Regardless of her marks, I am disheartened that the school set an overly challenging paper which bore such atrocious results, that the matter was raised as an issue during the parent support group meeting.

Please spare me the usual 'it was challenging but we expect the girls to manage it well', or 'this is to make the girls buck up for PSLE'. These garden-variety remarks reflect a school's way of shifting blame onto the pupils and to pressure parents to get additional tutorial help for their children.

Surely if the paper was challenging, the maths teachers should have prepared their pupils better. Such poor results must also put the ability of the maths teachers in doubt.

This paper affected my daughter's desire to study hard, her creativity and her self-confidence.

As an active parent who works as a school facilitator to support the parenting programmes of the Ministry of Community Development, Youth and Sports, I believe in reaching out to as many families as possible. But, I find myself asking now: 'Why bother?'

This is not about a frantic parent who is hurt because her daughter has suffered a setback. It was, after all, only a maths paper.

This is about the attitude of a school, school leadership and teachers. It is about an education system, which, in a bid to fuel an extreme race to excel in academic achievement, douses the spark and enthusiasm of learning.

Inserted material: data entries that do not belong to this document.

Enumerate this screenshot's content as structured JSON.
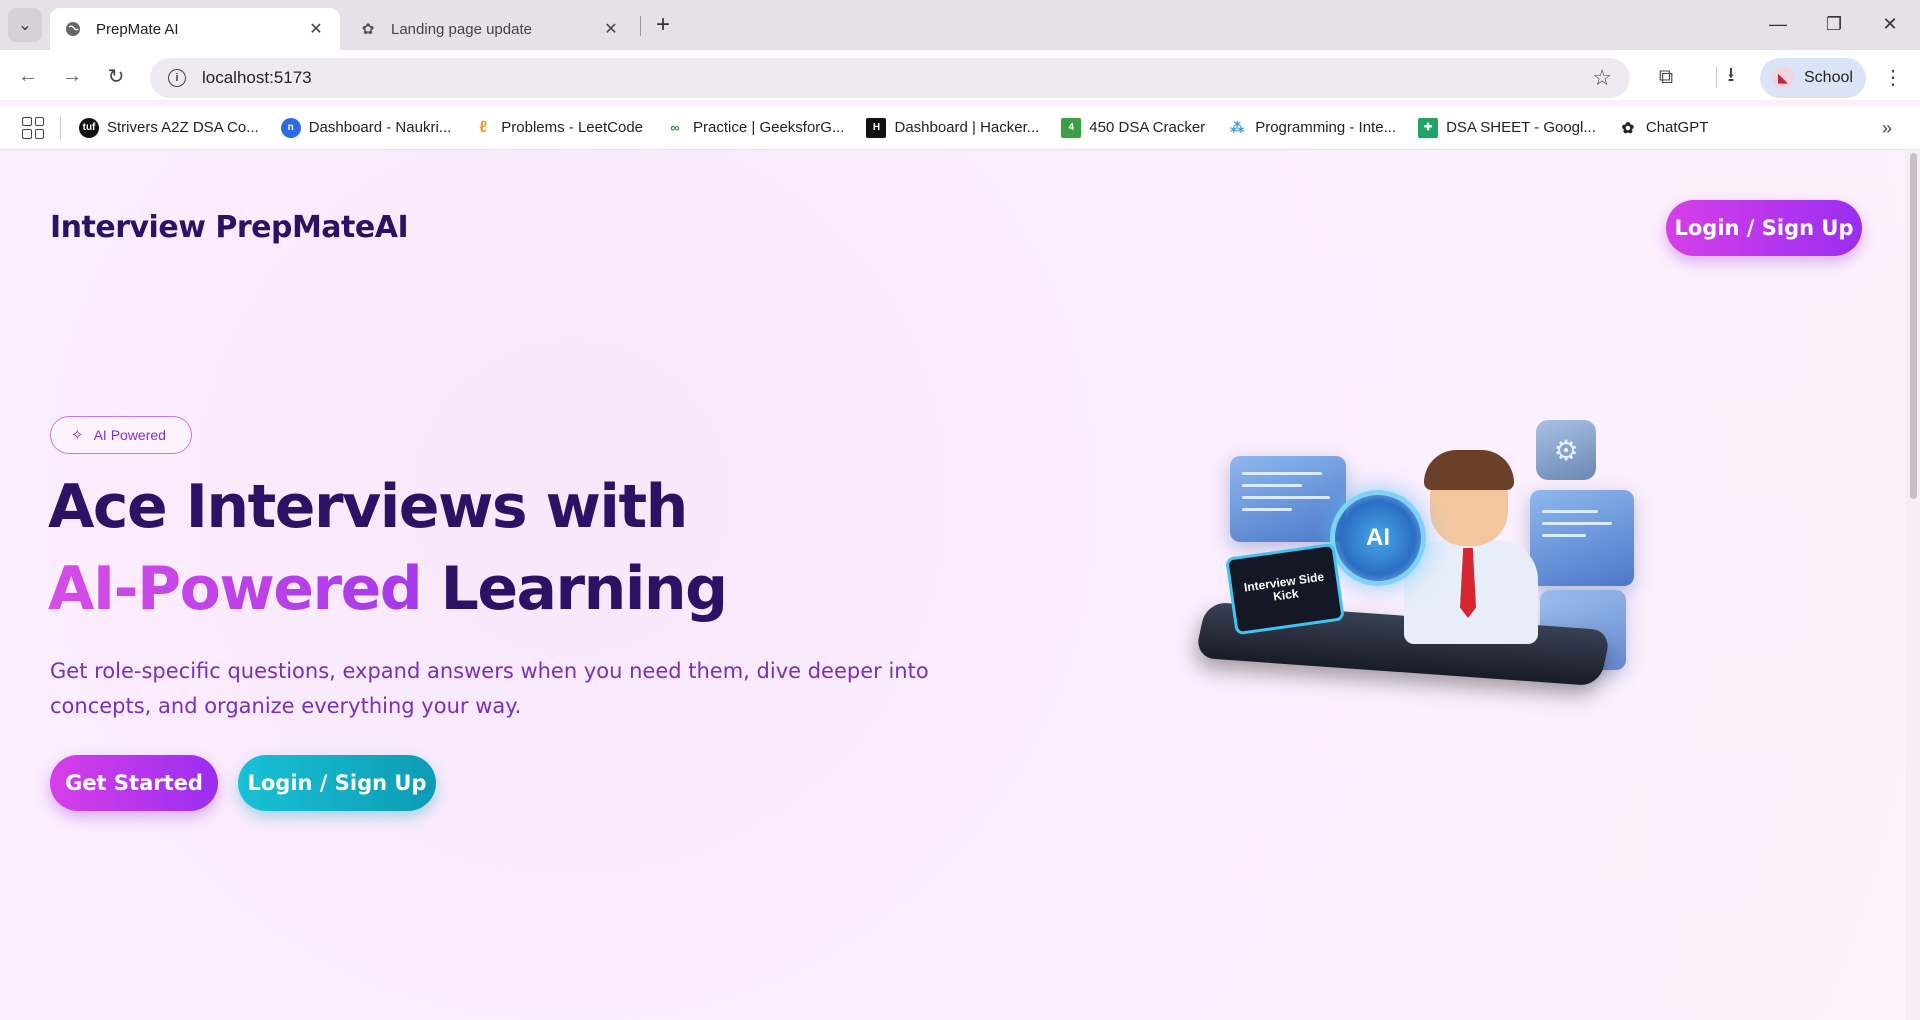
{
  "browser": {
    "tabs": [
      {
        "title": "PrepMate AI",
        "icon": "globe-icon",
        "active": true
      },
      {
        "title": "Landing page update",
        "icon": "chatgpt-icon",
        "active": false
      }
    ],
    "url": "localhost:5173",
    "profile_label": "School",
    "bookmarks": [
      {
        "label": "Strivers A2Z DSA Co...",
        "icon": "tuf-icon",
        "color": "#111111"
      },
      {
        "label": "Dashboard - Naukri...",
        "icon": "naukri-icon",
        "color": "#2d6be4"
      },
      {
        "label": "Problems - LeetCode",
        "icon": "leetcode-icon",
        "color": "#f0a020"
      },
      {
        "label": "Practice | GeeksforG...",
        "icon": "gfg-icon",
        "color": "#2f8d46"
      },
      {
        "label": "Dashboard | Hacker...",
        "icon": "hackerrank-icon",
        "color": "#111111"
      },
      {
        "label": "450 DSA Cracker",
        "icon": "dsa-cracker-icon",
        "color": "#3aa043"
      },
      {
        "label": "Programming - Inte...",
        "icon": "programming-icon",
        "color": "#4a9fd6"
      },
      {
        "label": "DSA SHEET - Googl...",
        "icon": "sheets-icon",
        "color": "#1fa463"
      },
      {
        "label": "ChatGPT",
        "icon": "chatgpt-icon",
        "color": "#222222"
      }
    ]
  },
  "page": {
    "brand": "Interview PrepMateAI",
    "header_login_label": "Login / Sign Up",
    "badge_label": "AI Powered",
    "hero_line1": "Ace Interviews with",
    "hero_accent": "AI-Powered",
    "hero_line2_rest": " Learning",
    "hero_subtitle": "Get role-specific questions, expand answers when you need them, dive deeper into concepts, and organize everything your way.",
    "cta_primary": "Get Started",
    "cta_secondary": "Login / Sign Up",
    "illustration": {
      "laptop_text": "Interview Side Kick",
      "ai_label": "AI"
    }
  },
  "colors": {
    "brand_dark": "#2c1265",
    "accent_purple": "#b23ee8",
    "accent_teal": "#13aec6",
    "page_bg": "#fbeefe"
  }
}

I appeal to the Ministry of Education to compare the disparity between the simplicity of published primary maths textbooks and worksheets with the difficulty of exam papers set by schools, if my daughter's school is any yardstick. The disparity is unrealistic, places an unfair burden on pupils and parents, and may end up making a mockery of the education system.

Jessica Chong (Ms)

1 comment:

keentolearn said...

Dear Mr Song

From an ex educator’s point of view, how do you classify whether or not a test paper is considered as difficult and challenging?

The writer lamented that about half her daughter’s classmates in this top, all-girls' school had flunked mathematics. Another class managed four passes. But, she did not mention whether these students are from the best classes or not or are they from the weaker lot. Even if a parent had seen the paper, is one qualified to judge whether or not a paper is considered over challenging?

A point worth noting is that there is disparity between the simplicity of published primary maths textbooks and worksheets with the difficulty of exam papers set by schools. Many parents will realise this if they had read their children’s Maths and Science books. Students who study diligently using these textbooks only may not secure good marks.

There are some commercial establishments advertising Problems solving using Heuristics and shorter methods to answer Maths questions, but these courses are expensive for many. But are these problems solving methodologies taught in schools? The concern here is whether the schools are preparing the children adequately to meet the standards of the examinations.